- Harmsen, M.M., Solt, C.B. van, Fijten, H.P.D., Keulen, L. van, Rosalia, R.A., Weerdmeester, K., Cornelissen, A.H.M., Bruin, M.G.M. de, Eble, P.L., Dekker, A.
- Veterinary microbiology 2007 v.120 no.3-4 pp. 193-206
- immunization, guinea pigs, llamas, antibodies, vaccines, foot-and-mouth disease, Foot-and-mouth disease virus, amino acid sequences, animal models, in vivo studies, epitopes, serotypes, immunotherapy, neutralization tests
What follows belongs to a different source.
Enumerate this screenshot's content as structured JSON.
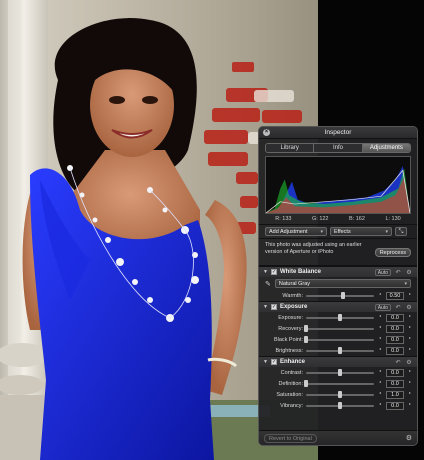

- Foot-and-mouth disease (FMD) is a highly contagious disease that occasionally causes outbreaks in Europe. There is a need for therapies that provide rapid protection against FMD in outbreak situations. We aim to provide such rapid protection by passive immunization with llama single-domain antibody fragments (VHHs). Twenty-four VHHs binding serotype O FMDV in vitro were isolated from immunized llamas by phage display and expressed in bakers yeast for further characterization. They recognized four functionally independent antigenic sites. Six strongly FMDV neutralizing VHHs bound to a peptide representing the GH-loop of viral protein 1 known to be involved in binding to the cellular receptor of FMDV. Clone M8, recognizing this antigenic site, and clone M23, recognizing another antigenic site, showed synergistic in vitro virus neutralization. Three FMDV specific VHHs were PEGylated in order to decrease their rapid blood clearance and thus enable in vivo guinea pig protection experiments. Passive immunization with individual VHHs showed no protection, but a mixture of M8 and M23 showed partial transient protection. The protection afforded by these VHHs was however low as compared to the complete protection afforded by convalescent guinea pig serum. In contrast, these VHHs showed far more efficient in vitro FMDV neutralization than convalescent guinea pig serum. This lack of correlation between in vitro neutralization and in vivo protection lends further credence to the notion that opsonophagocytosis of FMDV is important for protection in vivo.